“What we can do is provide a kind of neutral place where people can go for reliable, trustworthy information; where they can go for a good, open, honest conversation; where they can go for bright, creative young talent; and where they can go to understand how the pieces fit together,” Euchner explains.

A longtime political activist, attorney, and developer in the city with a tremendous interest in civic affairs, Jerome Rappaport holds three degrees from Harvard, including an MPA from the Kennedy School. His five-year gift establishing the Rappaport Institute is valued at $2.75 million.

“What we want to do,” says Phyllis Rappaport, who chairs the foundation, “is to enable new thinking and new ideas to be injected into local problems by providing talented young students and professionals with the ability to afford a job in the public sector, even in the face of student loans.”

The Institute will finance internships for 10 graduate-level students each summer from Harvard, Boston University, and Suffolk University. They will be chosen from a range of disciplines, including business administration, economics, public policy, and urban policy and planning. The fellowships, for immediate past alumni of graduate and professional programs, are open to all recent graduates of Boston-area colleges and universities. Six will be awarded each year.

Euchner plans a series of forums, panels, and “brown-bag luncheons” where people can “gather to talk through issues…without fear of being knocked down by someone who has a vested interest in the current ways of doing things.”

“A great benefit of the Rappaport grant is that it will encourage faculty and students to interact frequently with government and civic leaders, learning from them as well as contributing to their own deliberations,” Altshuler remarks.

The Institute will also hold training sessions and seminars for local political leaders. “Local governments tend to be overwhelmed with day-to-day demands,” Euchner says. “We want to provide a place where they can come and learn about things that will help them tackle issues that they know they want to tackle – everything from management to new policy approaches to development to creative new ways to thinking about housing, transportation, or parks, zoning, or whatever the case may be.”

Development of a comprehensive local issue-oriented Web site is also well under way now at the Institute. The site is expected to be launched by January.

“We are in a fast-changing world,” Euchner says. “Our region has been dramatically transformed demographically, economically, socially, and culturally in the last generation and we don’t have a way of finding common ground.

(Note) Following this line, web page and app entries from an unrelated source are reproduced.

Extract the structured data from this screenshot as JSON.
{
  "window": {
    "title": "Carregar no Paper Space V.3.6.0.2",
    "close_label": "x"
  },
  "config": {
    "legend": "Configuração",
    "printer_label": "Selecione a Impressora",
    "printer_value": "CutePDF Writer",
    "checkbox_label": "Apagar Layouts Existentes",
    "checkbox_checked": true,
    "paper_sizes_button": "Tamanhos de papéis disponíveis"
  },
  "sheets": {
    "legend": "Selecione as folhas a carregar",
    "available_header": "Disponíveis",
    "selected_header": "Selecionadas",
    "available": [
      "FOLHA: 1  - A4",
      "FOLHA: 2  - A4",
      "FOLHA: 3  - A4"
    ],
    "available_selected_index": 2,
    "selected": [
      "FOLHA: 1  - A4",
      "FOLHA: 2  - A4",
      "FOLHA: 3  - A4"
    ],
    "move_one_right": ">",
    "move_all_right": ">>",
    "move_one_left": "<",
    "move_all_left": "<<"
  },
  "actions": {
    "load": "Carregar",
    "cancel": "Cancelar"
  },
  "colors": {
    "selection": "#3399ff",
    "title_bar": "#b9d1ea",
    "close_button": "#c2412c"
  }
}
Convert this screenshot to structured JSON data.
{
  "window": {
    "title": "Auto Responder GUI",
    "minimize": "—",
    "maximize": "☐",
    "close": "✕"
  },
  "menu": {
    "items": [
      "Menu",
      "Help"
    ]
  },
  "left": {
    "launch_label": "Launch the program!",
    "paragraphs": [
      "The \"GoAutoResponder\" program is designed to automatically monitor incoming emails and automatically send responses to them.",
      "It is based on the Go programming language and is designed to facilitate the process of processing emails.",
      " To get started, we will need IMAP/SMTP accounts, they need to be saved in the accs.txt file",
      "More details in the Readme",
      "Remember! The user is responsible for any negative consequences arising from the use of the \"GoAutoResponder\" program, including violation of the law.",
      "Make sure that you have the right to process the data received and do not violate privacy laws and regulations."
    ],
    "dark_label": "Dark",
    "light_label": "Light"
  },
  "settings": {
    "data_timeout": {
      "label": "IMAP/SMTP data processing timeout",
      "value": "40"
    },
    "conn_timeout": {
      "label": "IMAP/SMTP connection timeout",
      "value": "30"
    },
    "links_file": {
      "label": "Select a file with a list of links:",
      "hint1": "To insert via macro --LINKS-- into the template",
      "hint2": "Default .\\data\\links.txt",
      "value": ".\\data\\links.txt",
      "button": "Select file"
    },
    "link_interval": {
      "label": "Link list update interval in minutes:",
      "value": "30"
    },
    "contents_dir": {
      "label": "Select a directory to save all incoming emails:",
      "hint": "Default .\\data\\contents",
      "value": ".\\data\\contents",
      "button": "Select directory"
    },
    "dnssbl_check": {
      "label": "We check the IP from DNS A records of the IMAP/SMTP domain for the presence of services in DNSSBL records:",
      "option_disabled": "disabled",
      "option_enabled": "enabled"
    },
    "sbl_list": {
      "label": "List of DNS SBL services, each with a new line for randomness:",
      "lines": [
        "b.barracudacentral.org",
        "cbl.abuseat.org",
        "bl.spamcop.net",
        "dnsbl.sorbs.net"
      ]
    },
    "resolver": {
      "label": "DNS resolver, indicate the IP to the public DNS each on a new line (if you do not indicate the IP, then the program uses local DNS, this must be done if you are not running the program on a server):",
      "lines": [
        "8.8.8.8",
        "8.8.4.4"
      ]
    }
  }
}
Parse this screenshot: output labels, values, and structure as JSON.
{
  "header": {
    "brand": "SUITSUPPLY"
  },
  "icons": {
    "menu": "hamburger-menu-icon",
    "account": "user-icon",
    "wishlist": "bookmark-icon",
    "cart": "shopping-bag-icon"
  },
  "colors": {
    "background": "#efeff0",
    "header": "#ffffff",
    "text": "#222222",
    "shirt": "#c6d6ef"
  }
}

“I don’t think the Rappaport Institute will provide the common ground for everything, but it can provide a place that people trust, and information that people trust, and talent people can use, and a way of understanding some connections. Ultimately all we can do is be good helpers and that’s what I’m hoping we do with it.”

President Kennedy would approve.